interrex, -rēgis masc. 3 (1 at a time for five days each, appointed when both consuls died or left office before their successors had been appointed). His function was to nominate new consuls. The Romans themselves believed that the institution, as its name suggests, went back to the regal period, to the aftermath of the death of Romulus, but interregna are first reliably attested for 482 and 462 BC.

magister equitum (“The Master of the Cavalry”). The dictator’s second-in-command.

praetor, praetōris masc. 3 (8, annually). The praetors were subordinate only to the consuls, and exercized predominantly judicial and administrative power.

princeps, principis masc. 3, literally “the leading man”. princeps was the title chosen by Augustus as an inoffensive term describing his constitutional position. princeps suggests the traditional Republican title princeps senātūs (“The leader of the senate”) but, ironically, given that Augustus was at pains to avoid regal connotations, it was to become our word “prince”. By a similar irony, “palace” is derived from Pālātium, - neut. 2, the Palatine hill on which he built his rather modest home (among the splendors of more public buildings). The first emperors did not use the term imperātor in the modern sense of “emperor”; for a long time it continued to bear the specific military sense “commander” (i.e. a general wielding imperium). The reign of an emperor gradually came to be known as his principate (principātus, -us masc. 4).

quaestor, quaestōris masc. 3 (20, for variable periods). The quaestors served predominantly in financial posts.

senātor, senātōris masc. 3 (a variable number of magistrates and ex-magistrates, for life). The senate was the chief legislative and administrative body. The collapse of its authority marked the end of the Republic. Romulus is said to have constituted a senate of 100 members. There were 300 senators at the time of the Gracchi.
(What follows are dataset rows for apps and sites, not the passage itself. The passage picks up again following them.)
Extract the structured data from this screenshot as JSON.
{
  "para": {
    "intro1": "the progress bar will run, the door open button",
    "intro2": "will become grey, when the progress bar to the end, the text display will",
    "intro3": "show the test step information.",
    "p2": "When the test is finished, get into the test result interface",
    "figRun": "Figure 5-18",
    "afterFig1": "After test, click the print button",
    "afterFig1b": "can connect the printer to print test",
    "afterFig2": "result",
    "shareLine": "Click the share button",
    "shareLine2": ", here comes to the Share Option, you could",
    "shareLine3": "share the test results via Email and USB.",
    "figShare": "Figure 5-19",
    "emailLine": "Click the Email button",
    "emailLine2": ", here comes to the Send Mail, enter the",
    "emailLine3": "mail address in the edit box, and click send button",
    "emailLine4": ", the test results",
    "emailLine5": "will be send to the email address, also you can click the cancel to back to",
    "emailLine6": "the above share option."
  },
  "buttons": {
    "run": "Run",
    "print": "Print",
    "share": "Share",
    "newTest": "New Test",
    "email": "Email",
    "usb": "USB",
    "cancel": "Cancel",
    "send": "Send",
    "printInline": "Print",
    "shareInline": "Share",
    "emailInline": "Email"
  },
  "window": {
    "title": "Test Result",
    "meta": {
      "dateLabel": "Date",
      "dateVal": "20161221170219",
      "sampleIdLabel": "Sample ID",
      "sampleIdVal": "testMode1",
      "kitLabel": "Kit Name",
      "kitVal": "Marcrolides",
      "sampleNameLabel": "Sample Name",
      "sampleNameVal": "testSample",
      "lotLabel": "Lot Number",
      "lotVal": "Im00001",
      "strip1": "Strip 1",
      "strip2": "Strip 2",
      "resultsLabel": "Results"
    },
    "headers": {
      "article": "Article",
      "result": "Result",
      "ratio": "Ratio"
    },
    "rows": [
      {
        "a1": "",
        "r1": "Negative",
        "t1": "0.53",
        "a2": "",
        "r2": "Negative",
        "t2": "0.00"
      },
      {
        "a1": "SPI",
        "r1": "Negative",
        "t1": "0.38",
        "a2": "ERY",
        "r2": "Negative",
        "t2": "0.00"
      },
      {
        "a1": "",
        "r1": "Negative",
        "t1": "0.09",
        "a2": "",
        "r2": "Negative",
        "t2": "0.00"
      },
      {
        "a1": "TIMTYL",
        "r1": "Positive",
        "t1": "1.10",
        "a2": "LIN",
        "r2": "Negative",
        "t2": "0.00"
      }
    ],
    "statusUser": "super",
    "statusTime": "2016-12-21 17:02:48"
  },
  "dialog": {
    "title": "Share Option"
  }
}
Sulla increased their number to 600, Caesar to 900 or even more (a controversial act, designed to reward his partisans; it was supposed that some of them, coming from Spain and Gaul, would be obliged to ask directions to the Senate House).

tribūnus, -i masc. 3 sc. plēbis (10, annually). Tribunes of the people had to be plebeian, since their primary function was to protect the interests of the plebs.

The devaluation of the Republican institutions is perhaps most vividly illustrated by Caligula’s rumored intention to appoint as consul Incitatus (“Galloper”), a horse from the Green stable, even though this may have been no more than a casual joke on his part, capitalized on by his enemies. Alexander the Great seems never to have been reproached for founding a city in memory of his horse, Bucephalas (“Ox-Head”), on the bank of the river Hydaspes (the Jhelum, in Pakistan). (The Greek historian Plutarch also records that he named a city after his dog, Peritas, but it may be significant that he omits to say where that city was.) Augustus is said to have erected a tomb for his horse, in praise of whom Germanicus Caesar wrote a poem. Lucius Verus (co-emperor with Marcus Aurelius AD 161-169) is said to have draped Volucer (“Swift”), another horse from the Green stable, in imperial purple and to have built him a tomb on the Vatican hill. Robert E. Lee’s horse, Traveller, which has a street in Richmond Virginia named after him, was buried with honors, as also (as recently as 1997) were the remains of General Stonewall Jackson’s Little Sorrel.